WHAT TO DO — Search the records for the string "this" and copy every line where it turns up.

*** Opening RECORDS TO PROCESS ***

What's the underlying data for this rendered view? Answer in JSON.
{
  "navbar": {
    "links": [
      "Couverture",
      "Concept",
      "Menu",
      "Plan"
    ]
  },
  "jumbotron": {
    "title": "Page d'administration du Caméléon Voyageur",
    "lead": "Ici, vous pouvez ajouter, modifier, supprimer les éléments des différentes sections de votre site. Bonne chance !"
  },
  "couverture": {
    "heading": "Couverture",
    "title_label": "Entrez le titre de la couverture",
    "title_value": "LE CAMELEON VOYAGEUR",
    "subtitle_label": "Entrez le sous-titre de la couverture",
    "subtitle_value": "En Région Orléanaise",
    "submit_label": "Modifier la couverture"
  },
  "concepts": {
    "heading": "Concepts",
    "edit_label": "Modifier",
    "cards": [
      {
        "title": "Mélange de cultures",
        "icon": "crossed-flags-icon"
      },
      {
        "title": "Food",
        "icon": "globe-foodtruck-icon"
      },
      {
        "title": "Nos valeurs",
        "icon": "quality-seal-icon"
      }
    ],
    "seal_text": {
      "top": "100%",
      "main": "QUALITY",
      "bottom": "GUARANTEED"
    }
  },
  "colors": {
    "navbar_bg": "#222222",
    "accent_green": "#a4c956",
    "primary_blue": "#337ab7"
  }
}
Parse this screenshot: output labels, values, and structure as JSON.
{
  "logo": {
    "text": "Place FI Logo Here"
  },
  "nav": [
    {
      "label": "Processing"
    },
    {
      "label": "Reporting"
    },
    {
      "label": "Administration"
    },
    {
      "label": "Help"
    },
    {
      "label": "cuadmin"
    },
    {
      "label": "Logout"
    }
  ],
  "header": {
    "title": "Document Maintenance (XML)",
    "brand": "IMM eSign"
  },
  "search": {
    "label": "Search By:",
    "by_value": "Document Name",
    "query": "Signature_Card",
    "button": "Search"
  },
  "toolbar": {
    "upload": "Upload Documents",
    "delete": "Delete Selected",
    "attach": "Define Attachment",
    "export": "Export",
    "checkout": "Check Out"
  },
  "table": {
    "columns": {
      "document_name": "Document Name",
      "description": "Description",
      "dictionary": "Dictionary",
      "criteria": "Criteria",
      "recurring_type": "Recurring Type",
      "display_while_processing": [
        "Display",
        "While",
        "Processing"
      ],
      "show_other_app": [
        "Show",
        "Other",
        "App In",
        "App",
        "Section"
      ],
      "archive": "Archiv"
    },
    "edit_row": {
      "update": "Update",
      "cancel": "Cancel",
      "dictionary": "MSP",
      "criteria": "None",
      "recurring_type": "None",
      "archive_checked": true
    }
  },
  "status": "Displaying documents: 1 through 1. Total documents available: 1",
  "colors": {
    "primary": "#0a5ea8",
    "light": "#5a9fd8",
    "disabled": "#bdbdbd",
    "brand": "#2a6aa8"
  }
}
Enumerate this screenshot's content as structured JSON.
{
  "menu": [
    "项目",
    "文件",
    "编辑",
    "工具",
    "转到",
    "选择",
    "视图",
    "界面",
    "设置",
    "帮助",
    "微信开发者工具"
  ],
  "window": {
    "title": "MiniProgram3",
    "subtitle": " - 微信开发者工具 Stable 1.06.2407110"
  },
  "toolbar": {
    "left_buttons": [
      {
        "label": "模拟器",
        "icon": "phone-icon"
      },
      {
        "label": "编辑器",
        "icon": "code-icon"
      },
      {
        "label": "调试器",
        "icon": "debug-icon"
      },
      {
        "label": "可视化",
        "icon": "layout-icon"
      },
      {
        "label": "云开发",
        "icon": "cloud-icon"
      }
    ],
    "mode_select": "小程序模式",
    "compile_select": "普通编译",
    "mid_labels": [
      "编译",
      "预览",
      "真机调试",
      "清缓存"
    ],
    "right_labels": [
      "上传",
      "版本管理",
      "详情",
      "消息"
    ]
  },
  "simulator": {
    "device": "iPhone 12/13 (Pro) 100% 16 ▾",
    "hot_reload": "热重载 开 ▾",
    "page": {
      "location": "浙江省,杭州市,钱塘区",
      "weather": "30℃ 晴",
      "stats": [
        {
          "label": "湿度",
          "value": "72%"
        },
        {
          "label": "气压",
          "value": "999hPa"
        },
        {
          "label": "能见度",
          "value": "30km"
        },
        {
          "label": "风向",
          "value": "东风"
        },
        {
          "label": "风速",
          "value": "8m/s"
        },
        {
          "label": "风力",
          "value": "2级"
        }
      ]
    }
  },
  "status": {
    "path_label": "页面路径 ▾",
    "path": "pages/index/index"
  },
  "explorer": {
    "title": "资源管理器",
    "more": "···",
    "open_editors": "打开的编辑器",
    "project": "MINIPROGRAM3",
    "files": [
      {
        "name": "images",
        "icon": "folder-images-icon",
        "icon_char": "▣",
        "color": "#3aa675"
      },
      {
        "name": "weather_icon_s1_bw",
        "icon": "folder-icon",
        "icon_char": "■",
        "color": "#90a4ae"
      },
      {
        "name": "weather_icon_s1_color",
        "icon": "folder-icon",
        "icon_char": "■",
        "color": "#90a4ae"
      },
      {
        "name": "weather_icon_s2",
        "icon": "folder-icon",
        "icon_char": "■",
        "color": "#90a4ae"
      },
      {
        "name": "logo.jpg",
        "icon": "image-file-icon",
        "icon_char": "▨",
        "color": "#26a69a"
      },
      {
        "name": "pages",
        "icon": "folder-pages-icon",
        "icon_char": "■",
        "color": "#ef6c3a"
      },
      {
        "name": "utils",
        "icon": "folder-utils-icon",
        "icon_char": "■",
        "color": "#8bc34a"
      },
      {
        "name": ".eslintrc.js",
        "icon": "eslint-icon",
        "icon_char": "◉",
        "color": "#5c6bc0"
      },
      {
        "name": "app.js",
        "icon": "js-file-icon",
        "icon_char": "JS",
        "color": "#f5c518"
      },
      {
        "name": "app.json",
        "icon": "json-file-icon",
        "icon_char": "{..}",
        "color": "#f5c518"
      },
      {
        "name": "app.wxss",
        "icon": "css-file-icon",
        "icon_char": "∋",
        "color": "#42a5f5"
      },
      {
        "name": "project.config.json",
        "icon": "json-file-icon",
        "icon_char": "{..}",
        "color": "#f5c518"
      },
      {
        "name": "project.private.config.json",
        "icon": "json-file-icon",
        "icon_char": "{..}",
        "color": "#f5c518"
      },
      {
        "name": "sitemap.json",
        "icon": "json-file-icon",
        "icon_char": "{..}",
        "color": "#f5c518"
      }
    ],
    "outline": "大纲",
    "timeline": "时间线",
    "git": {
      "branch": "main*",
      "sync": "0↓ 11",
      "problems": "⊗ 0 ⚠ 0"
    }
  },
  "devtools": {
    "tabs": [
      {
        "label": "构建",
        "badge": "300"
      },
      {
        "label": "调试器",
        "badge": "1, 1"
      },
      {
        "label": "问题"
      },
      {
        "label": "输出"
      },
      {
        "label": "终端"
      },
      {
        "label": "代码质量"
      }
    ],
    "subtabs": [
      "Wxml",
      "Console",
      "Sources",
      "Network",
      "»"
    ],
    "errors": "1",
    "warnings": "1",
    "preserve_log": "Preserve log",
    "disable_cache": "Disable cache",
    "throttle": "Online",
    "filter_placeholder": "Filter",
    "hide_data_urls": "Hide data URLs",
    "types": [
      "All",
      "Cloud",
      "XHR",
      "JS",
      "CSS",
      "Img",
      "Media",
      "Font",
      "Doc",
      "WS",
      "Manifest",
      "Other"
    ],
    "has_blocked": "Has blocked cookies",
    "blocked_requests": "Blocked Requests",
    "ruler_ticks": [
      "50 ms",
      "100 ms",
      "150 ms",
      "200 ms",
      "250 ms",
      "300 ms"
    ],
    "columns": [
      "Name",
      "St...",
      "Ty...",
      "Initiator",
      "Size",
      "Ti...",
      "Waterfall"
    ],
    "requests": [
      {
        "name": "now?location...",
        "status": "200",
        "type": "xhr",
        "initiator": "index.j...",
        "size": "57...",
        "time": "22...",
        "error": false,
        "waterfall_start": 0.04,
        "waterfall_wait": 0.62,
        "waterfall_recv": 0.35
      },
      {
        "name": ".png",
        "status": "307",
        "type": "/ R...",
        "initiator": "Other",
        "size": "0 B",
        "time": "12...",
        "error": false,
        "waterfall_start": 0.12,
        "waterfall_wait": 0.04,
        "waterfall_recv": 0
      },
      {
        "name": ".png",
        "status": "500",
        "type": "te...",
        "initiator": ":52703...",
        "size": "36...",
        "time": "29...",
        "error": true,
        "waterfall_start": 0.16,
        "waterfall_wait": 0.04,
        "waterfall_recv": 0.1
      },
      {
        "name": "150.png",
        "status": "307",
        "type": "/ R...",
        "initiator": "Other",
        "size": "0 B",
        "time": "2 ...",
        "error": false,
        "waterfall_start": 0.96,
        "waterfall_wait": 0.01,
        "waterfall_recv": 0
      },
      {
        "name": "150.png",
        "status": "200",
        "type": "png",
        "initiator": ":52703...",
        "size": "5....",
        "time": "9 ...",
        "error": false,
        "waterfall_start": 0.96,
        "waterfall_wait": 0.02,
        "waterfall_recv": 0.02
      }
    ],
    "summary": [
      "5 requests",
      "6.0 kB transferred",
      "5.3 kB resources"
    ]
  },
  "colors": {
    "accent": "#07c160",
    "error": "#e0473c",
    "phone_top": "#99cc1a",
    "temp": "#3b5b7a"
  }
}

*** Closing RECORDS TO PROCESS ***

OUTPUT OF THE EXERCISE —
What's the underlying data for this rendered view? Answer in JSON.
Parse this screenshot: output labels, values, and structure as JSON.
Enumerate this screenshot's content as structured JSON.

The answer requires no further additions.